What global challenges is the world facing in health, politics, technology and business? This was the key question pondered and discussed at the World Economic Forum Annual Meeting of the New Champions held recently in Tianjin, China. Extraordinary researchers from across the globe were invited to participate alongside business and political leaders to help spur innovation and share scientific solutions to current global challenges.
Yan Yuan, assistant professor with the School of Public Health, was one of 34 young scientists from 18 countries around the world invited to the conference. Through sessions on economic growth, sustainability, policy and political changes on a global scale, Yuan provided input on how to address these global challenges. She found the experience beneficial due to the broad ideas and experiences of those she was exposed to.
“There were a number of communities brought together under the themes such as Young Global leader, Technology Pioneers, Young Scientists and Global Growth Companies,” explains Yuan.
“Sitting in sessions with professionals from all different backgrounds helped give me vision and broadened my experience.”
With sustainability on the minds of every community converged at the Forum, the break-out sessions (called Idea Labs) covered topics such as urban planning and design, stomach cancer screening test trials in Singapore, empowering women in Africa, bringing the Internet to remote corners of Mongolia and developing software to better handle traffic issues.
All of the sessions had the betterment of the public in mind and the purpose of bringing together experts in the Idea Labs was to help move the ideas forward.
As perhaps the only scientist with a public health perspective attending the Forum, Yuan found plenty of discussions related to her interest areas, and that also spoke to the collective interests of faculty in the School of Public Health.
“Sustainability of the health-care system was top-of-mind in many of the sessions I attended,” says Yuan. “Hearing all of the entrepreneurial approaches others have taken regarding public health issues is in line with what we are thinking and doing already.”
“At the School of Public Health, we are focused on so many different aspects of an issue, such as the social, medical, policy, environmental and health system aspects. When you put them all together, it’s really quite brilliant.”
For Yuan, the most interesting aspect of the Forum is that world leaders are taking a multidisciplinary approach to the sustainability, growth and health of the global economy. By attending conferences such as the World Economic Forum, Yuan sees the School making connections with others from diverse backgrounds to continue tackling issues to promote and protect health globally.
“Being able to sit in break-out sessions with experts from Egypt, Korea, the United States, Europe and other countries opens up possibilities for future research collaborations,” relates Yuan.
Learning how each expert and country approaches global issues will also help Yuan and the School prepare for the future. “We need to incorporate more technology into our approaches to preventative health,” says Yuan.
“Simple innovations and procedures that can reach wider audiences will benefit many more people.”

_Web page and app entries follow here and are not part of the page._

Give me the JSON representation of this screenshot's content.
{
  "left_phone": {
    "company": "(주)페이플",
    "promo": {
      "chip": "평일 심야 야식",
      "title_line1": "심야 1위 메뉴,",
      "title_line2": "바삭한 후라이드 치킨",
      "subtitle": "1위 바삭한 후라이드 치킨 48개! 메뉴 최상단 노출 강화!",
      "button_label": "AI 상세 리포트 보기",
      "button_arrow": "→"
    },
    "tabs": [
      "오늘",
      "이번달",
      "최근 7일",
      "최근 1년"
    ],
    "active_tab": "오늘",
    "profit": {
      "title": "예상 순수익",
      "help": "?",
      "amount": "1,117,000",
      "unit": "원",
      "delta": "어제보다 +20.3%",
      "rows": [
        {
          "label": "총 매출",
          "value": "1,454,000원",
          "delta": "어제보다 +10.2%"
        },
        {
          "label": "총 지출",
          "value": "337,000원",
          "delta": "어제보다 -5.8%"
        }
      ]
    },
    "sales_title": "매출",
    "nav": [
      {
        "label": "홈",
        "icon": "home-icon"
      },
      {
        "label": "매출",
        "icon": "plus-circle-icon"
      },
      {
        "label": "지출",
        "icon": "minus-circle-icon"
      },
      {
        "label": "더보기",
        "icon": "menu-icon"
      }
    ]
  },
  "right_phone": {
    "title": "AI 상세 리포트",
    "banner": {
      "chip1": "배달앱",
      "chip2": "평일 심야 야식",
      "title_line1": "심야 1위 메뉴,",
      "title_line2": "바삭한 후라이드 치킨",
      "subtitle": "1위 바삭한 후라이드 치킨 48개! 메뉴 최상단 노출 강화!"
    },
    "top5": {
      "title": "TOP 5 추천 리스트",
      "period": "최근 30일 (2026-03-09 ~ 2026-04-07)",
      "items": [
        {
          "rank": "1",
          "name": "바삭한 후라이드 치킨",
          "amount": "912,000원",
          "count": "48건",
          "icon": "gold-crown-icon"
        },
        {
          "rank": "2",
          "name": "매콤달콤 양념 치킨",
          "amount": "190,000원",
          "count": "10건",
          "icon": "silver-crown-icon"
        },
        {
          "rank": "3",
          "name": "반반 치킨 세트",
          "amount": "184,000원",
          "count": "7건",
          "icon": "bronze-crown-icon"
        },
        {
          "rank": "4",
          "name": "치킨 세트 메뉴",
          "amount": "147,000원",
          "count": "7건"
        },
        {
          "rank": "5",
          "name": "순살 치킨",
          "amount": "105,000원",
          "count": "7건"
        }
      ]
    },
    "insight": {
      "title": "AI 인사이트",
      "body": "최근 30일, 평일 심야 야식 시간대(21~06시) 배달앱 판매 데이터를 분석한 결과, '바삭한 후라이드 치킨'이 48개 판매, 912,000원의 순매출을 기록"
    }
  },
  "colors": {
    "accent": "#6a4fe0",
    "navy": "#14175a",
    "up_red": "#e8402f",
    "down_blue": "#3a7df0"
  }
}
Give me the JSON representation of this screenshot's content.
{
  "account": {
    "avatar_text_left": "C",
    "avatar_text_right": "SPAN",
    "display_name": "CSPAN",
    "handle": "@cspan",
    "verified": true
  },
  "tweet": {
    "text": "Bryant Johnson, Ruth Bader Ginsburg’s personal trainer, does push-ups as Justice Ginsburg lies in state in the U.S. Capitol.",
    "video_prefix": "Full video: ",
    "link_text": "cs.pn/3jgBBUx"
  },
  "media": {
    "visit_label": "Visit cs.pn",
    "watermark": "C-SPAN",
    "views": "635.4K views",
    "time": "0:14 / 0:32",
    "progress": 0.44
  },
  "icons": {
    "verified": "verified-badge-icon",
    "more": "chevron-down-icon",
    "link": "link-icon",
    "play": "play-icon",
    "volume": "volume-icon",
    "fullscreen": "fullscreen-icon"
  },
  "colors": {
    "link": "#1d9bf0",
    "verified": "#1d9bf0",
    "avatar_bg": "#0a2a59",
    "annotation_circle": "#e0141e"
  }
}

The World Economic Forum is an independent international organization committed to improving the state of the world by engaging business, political, academic and other leaders of society to shape global, regional and industry agendas.